Albanians Dispute New Pipeline Compensation Rates
13 September 2016, Balkan Insight
NGOs warn that Albanian families expected to give up their properties to make room for the Adriatic pipeline project, TAP, have not been adequately compensated, while some have faced threats of government expropriation.
Four families in Albania have submitted complaints to the European Investment Bank, EIB, over the low level of compensation they have been offered from TAP representatives for the displacement of their properties as a result of building the pipeline.
“We informed people in Albania about their complaint options and there are several that they can use, the EIB, the European Bank for Reconstruction and Development, TAP itself and the Albanian Ombudsman.
“We think more cases are possible,” said Anna Roggenbuck, policy officer with CEE Bankwatch Network, a group of NGOs tracking the social and environmental impacts of the EU’s public investments, mainly through the EIB, and the European Bank for Reconstruction and Development, EBRD.
On September 7, on behalf of TAP, the Albanian government set the total compensation package at 2,334,515 euros. This figure includes house and land displacement and also those properties that will be taken into temporary usage for TAP.
The four complaints were filed after two Bankwatch fact-finding missions during summer.
The Trans Adriatic Pipeline will transport natural gas from Azerbaijan via Turkey to Greece, Albania and then across the Adriatic Sea to Italy.
Construction of the project, estimated to cost around 5 billion euros, started in 2016. EIB is considering a 2 billion euro loan for the construction of TAP.
The first gas supply via TAP is expected in 2020. In Albania, the pipeline will follow a 200-km route.
TAP’s shareholders are major energy companies such as SOCAR, Snam, BP, Fluxys, Enagas and Axpo.
According to Bankwatch Network, the TAP in Albania will impact on around 80 communities whose livelihoods are based on agriculture to a large extent.
“It has a tremendous social impact in Albania.

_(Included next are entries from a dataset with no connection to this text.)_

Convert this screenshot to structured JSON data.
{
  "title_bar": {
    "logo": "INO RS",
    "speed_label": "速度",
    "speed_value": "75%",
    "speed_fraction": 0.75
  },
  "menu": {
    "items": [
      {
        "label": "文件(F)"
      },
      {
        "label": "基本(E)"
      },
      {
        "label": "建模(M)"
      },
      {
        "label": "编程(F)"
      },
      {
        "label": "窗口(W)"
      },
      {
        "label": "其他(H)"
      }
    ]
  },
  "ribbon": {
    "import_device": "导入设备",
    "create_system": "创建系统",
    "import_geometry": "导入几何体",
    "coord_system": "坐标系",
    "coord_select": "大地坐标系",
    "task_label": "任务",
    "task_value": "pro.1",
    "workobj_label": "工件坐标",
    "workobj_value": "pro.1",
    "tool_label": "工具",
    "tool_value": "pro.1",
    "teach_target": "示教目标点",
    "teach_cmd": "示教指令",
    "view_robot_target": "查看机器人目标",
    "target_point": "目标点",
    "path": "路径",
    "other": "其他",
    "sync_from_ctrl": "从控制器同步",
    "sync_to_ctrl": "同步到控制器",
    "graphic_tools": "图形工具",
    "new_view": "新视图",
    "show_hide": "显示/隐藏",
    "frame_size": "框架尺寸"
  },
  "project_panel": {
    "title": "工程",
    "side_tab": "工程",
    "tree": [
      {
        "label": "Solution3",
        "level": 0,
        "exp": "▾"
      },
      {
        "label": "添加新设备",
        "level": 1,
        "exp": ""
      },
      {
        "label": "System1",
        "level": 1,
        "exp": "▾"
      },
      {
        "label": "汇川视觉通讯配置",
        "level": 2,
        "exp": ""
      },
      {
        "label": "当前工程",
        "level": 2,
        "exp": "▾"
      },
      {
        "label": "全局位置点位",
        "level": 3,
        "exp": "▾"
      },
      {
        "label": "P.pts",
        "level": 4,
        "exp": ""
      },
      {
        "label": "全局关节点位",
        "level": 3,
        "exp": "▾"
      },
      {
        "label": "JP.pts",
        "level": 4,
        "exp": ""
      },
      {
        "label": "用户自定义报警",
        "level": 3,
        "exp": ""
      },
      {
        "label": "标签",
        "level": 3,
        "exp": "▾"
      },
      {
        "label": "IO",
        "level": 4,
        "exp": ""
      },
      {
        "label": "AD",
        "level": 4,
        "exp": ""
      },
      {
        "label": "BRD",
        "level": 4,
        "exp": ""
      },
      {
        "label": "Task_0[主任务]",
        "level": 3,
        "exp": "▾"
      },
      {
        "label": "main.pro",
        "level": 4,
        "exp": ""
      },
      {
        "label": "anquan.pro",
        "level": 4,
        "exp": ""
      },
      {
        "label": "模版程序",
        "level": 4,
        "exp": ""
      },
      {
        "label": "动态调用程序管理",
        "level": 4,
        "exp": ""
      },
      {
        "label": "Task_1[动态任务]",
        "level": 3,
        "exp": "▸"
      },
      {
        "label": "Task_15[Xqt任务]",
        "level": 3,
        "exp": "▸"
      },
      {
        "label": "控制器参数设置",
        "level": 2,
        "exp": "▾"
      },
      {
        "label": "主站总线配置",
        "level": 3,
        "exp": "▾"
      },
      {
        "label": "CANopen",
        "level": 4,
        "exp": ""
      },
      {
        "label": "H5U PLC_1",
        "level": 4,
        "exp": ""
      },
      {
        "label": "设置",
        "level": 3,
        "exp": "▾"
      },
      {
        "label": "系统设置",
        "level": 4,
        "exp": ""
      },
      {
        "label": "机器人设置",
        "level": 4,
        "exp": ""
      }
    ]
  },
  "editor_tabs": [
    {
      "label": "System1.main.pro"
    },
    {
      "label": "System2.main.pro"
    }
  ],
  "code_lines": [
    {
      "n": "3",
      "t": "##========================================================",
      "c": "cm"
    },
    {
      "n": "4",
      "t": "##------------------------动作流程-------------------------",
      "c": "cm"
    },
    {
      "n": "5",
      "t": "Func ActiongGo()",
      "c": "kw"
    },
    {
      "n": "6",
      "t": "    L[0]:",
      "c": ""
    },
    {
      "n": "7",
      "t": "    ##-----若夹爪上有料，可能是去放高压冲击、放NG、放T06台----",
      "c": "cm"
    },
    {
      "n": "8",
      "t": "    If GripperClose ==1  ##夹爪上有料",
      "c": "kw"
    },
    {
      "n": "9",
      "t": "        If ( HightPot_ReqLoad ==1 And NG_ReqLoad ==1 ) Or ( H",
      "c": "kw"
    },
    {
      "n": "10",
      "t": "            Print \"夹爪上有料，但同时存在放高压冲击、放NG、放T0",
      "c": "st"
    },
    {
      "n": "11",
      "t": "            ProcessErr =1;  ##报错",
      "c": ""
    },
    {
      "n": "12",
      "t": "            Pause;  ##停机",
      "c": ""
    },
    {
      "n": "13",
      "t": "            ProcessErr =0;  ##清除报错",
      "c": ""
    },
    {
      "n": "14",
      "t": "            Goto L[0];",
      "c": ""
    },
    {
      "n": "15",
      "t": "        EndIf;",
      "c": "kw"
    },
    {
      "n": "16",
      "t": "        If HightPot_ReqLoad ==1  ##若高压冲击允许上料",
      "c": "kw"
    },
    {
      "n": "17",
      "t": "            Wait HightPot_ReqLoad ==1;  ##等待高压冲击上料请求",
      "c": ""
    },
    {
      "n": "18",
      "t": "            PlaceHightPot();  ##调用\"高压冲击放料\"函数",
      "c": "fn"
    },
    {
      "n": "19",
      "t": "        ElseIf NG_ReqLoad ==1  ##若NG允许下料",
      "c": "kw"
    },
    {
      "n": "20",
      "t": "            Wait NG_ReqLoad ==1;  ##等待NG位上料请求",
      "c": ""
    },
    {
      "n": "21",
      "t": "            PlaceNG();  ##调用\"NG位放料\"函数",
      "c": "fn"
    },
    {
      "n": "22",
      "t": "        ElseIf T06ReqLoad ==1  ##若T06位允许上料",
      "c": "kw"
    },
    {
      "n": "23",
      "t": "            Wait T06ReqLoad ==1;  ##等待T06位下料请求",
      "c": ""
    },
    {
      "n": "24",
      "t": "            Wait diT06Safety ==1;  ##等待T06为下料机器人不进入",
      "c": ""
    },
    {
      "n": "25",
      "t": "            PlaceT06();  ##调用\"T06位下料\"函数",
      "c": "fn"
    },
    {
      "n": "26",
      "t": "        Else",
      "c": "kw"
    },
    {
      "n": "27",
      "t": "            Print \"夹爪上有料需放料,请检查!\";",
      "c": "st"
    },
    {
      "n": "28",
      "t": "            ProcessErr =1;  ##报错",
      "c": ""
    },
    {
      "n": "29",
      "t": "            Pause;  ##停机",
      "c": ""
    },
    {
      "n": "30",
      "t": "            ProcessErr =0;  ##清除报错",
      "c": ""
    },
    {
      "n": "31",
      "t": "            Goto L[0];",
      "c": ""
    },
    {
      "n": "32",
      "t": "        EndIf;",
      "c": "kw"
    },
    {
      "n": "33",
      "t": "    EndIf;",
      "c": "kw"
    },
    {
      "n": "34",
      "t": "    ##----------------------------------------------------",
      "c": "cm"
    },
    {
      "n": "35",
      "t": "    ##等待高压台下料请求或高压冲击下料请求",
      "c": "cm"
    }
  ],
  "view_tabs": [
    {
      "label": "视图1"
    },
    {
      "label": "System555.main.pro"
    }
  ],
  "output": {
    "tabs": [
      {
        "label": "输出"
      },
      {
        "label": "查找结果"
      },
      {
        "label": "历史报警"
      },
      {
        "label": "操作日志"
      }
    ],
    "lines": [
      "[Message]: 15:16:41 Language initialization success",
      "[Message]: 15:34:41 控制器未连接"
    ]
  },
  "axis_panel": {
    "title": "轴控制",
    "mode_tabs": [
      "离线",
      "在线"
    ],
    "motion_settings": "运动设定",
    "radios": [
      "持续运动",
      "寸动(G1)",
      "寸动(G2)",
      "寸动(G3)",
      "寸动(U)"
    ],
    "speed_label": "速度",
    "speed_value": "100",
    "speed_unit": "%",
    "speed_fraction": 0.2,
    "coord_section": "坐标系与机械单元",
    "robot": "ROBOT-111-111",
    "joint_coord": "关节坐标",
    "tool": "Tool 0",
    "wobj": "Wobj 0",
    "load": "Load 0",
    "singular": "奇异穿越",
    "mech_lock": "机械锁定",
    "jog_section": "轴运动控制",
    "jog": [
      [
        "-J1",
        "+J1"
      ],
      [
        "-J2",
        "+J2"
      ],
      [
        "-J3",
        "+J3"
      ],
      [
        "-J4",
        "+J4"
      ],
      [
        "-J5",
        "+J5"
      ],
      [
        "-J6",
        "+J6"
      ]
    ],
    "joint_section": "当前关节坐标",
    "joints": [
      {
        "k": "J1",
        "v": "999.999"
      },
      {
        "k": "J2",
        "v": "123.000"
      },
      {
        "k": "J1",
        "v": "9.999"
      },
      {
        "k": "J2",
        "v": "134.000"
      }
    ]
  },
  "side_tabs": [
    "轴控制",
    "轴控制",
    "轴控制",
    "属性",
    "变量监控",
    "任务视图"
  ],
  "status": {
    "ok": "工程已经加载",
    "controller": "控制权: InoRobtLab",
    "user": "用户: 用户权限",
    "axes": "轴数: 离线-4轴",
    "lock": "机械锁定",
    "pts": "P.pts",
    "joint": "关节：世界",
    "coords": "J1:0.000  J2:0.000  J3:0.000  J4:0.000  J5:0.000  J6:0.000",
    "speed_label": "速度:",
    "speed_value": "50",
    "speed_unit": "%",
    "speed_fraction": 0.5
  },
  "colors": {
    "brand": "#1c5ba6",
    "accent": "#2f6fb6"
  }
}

It [TAP] hasn’t consulted well with people. They told them they have to give up their land for the pipeline construction and that they will be compensated. But they didn’t tell people they could negotiate over the compensation or simply not agree to it,” Roggenbuck said.
Bankwatch believes the pipeline in Albania will do most damage to farmers, and the level of compensation offered for this group was not satisfactory.
It has also noted that people who have opposed the set compensation sums have been threatened with government expropriation.
“For some of them, the impact is really severe, it means that they will lose the basis for their livelihood … People need to be compensated for current and future losses,” she said.
“The Albanian government has an agreement with TAP to help them construct the pipeline. Unfortunately, this help has taken the form of expropriation,” Roggenbuck added.